• _Exercise description_
In the records that follow, locate every line with "Special" and extract it.

##### Task inputs #####

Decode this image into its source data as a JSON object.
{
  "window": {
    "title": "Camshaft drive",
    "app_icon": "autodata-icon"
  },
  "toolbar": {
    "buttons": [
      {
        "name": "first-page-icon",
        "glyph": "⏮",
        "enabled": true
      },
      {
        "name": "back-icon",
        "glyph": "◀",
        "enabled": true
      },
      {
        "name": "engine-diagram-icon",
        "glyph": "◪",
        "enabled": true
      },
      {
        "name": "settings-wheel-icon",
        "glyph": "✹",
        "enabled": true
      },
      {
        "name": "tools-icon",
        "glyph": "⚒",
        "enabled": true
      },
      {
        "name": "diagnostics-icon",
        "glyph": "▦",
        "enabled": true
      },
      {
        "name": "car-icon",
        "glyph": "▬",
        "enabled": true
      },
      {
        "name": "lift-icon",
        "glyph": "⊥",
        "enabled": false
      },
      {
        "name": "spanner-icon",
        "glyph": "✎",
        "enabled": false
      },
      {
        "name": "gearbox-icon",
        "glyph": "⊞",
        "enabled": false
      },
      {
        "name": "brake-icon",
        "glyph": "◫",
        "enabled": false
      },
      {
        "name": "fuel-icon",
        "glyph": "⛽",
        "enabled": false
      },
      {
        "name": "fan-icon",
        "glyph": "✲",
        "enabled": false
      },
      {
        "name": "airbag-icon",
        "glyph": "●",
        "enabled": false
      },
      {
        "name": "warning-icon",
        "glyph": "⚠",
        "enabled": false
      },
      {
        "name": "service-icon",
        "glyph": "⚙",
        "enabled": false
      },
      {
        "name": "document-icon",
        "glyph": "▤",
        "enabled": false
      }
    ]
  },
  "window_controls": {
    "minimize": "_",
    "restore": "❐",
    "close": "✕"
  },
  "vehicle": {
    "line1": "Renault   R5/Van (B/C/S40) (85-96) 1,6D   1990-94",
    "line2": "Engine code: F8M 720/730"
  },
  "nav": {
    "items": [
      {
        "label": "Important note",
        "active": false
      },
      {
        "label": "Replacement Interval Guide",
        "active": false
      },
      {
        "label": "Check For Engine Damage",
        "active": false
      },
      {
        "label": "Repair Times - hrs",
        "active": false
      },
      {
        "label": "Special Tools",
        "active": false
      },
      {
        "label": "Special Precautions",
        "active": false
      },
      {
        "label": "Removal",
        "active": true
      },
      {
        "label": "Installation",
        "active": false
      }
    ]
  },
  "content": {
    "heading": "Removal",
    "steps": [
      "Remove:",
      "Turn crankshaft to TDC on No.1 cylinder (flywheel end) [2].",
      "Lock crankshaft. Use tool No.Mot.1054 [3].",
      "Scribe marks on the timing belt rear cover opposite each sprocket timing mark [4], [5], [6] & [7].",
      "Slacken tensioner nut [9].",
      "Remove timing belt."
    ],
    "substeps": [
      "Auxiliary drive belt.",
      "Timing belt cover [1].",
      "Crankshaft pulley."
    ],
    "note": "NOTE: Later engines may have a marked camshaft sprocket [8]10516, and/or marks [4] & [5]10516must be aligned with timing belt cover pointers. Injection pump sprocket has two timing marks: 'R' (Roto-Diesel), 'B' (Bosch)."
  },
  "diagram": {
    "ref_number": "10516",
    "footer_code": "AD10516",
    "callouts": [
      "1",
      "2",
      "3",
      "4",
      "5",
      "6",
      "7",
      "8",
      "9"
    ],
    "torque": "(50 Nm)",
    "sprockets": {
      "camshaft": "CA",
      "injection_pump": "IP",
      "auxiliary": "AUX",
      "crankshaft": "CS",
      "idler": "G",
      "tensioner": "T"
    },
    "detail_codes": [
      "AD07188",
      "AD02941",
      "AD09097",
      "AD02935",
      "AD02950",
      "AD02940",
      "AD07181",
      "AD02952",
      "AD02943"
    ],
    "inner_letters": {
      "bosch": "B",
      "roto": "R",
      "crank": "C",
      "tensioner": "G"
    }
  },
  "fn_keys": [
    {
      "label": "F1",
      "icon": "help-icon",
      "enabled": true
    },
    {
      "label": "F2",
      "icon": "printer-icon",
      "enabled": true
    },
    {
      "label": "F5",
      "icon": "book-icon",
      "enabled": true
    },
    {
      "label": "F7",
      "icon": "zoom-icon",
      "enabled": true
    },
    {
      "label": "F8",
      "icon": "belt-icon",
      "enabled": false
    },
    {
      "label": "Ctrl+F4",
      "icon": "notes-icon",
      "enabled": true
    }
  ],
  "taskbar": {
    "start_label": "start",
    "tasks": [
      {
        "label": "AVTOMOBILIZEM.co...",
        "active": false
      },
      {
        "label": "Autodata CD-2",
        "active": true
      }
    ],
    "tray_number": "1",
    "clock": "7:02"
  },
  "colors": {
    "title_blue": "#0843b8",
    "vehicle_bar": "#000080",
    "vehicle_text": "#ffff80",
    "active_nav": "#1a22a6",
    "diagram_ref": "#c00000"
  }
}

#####

• _Your solution_
        "label": "Special Tools",
        "label": "Special Precautions",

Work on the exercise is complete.